In this course, we will explore new ways of looking at communication and interaction (e.g., student-teacher, human-computer, doctor-patient interactions, and other professorial and mundane interaction) by using an array of multimodal analytic toolkits. A common thread in these approaches is illuminated by Edward Hutchins’ seminal work on “Cognition in the Wild”, which considers material artifacts as part and parcel of human cognition and communication. Rather than treating them as decorations or backgrounds of communication, material artifacts or external representations augment our thinking and communication, extending cognition beyond the skull. “They allow us to think the previously unthinkable” (Kirsh 2010). For example, a particular choice of color, in combination with other features, indexes a particular evaluative language stance; A particular gesture or body movement signals a pattern of meaning-making and sense-making along and/or in combination with language; A particular type of technology (such as Facebook social media, Youtube video, or Second Life virtual world) invites different trajectories of interaction and meaning-making practices.
Backgrounded on these perspectives, we will look at multimodality from different aspects of literature; for example, Baldry and Thibault’s multimodal transcription and text analysis, Charles Goodwin’s embodied interaction, Carey Jewitt’s multimodal approach to technology, literacy and learning. We will explore software packages that have been used for multimodal transcription and analysis, such as CHILDES (open source), Mutlimodal Web Analyzer (open source), and Transana (http://www.transana.org/, free to SLS 750 students).
What is language? How do we understand language and language learning in the light of learning technologies? How do we make sense, make meaning and realize values when technologies are involved in the learning environment.
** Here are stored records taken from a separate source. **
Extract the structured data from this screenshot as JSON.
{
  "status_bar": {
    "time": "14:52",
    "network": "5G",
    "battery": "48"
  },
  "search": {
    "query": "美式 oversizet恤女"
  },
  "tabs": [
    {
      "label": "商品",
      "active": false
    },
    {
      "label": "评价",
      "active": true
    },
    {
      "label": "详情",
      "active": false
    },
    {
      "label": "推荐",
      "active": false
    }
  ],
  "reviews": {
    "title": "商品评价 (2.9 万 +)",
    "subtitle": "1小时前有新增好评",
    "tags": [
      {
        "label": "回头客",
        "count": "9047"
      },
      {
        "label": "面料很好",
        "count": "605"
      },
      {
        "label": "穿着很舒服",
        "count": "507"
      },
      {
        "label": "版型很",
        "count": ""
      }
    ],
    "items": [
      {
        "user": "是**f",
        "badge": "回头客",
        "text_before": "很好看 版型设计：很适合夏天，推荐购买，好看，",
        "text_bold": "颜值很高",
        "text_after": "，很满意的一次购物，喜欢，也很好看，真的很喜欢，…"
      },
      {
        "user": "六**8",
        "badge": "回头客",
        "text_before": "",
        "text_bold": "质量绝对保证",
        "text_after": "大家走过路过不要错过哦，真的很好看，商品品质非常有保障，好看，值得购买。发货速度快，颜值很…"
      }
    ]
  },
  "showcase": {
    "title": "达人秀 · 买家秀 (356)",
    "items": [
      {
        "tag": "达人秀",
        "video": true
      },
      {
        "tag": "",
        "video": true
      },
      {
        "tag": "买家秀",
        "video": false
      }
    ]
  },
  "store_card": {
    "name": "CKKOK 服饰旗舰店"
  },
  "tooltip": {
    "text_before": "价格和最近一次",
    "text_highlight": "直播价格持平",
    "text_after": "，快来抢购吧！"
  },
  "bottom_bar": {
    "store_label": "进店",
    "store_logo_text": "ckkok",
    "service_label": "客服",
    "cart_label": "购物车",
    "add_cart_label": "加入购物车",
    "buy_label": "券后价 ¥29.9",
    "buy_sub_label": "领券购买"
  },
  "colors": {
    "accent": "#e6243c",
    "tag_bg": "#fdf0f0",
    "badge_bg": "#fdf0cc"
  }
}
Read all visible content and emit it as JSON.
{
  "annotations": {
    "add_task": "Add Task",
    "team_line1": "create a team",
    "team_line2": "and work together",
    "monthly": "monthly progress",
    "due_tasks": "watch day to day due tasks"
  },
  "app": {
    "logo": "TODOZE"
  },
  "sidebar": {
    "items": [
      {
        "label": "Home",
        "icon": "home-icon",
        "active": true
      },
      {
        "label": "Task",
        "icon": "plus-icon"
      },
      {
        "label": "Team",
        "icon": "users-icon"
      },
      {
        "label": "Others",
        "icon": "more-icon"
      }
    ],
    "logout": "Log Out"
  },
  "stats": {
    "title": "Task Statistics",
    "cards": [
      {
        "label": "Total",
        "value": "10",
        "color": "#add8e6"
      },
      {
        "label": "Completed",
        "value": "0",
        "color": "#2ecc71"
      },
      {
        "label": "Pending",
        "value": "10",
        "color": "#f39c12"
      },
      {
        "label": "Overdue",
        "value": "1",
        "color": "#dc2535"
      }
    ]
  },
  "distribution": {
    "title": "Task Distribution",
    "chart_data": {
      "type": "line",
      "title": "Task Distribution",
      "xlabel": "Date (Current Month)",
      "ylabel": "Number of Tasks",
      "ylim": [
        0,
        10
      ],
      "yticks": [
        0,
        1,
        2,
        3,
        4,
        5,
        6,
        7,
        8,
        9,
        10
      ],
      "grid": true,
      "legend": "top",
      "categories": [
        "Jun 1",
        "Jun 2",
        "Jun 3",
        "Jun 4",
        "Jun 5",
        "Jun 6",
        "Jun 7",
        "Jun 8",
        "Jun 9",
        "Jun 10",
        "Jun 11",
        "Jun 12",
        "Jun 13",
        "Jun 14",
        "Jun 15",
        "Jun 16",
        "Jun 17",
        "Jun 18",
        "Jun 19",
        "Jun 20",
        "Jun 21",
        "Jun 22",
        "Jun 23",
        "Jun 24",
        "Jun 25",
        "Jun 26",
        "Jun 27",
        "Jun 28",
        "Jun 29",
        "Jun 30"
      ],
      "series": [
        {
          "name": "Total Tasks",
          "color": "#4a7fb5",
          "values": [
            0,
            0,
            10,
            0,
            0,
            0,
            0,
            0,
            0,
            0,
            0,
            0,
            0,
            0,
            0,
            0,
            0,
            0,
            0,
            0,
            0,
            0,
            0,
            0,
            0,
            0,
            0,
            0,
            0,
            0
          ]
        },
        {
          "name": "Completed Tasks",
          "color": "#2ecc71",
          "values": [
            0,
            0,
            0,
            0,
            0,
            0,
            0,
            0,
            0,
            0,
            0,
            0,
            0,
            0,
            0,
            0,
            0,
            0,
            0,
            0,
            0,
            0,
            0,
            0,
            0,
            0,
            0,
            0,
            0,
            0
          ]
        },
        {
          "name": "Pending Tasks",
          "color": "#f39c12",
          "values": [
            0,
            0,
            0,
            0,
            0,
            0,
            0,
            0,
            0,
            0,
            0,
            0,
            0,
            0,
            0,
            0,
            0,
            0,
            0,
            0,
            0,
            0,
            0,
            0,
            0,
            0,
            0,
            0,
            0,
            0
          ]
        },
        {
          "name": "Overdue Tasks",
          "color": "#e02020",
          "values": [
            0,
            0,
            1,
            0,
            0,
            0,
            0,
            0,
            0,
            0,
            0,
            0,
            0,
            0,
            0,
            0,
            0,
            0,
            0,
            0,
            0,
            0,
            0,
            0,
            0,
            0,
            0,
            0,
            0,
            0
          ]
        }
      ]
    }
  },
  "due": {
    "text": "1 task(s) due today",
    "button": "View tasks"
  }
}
Learning technologies, ranging from vernacular use of Skype to sophisticated virtual world technologies, bring us new challenges and opportunities for communication and social networking, as well as learning & teaching.
In this course,
- We will explore dialogical perspectives of language and its implications for sharing, co-construction, co-authoring and co-creation of identity and meaning in technology supported learning environments
- We will investigate the affordances of technologies as indicated by members of the class (through needs analysis) for language learning and teaching
- We will design, and conduct studies of a specific technology that you are interested in. A range of research questions are encouraged by using quantitative methods, ethnography, discourse analysis, conversation analysis and multimodal analysis.
SLS 680P Second Language Pedagogy: Integration of Technology into Teaching and Learning (Fall 2009) http://sls.hawaii.edu/~zhengd/blog/
SLS 600 Introduction to Second Language Studies (Fall 2010, Spring 2011, Fall 2011) http://sls.hawaii.edu/~zhengd/SLSIntro/
SLS 418 instructional Media (Fall 2010, Spring 2012, Spring2014) http://sls.hawaii.edu/~zhengd/blog/
SLS 380 Bilingual Education (Spring2010): http://sls.hawaii.edu/~zhengd/bilingual/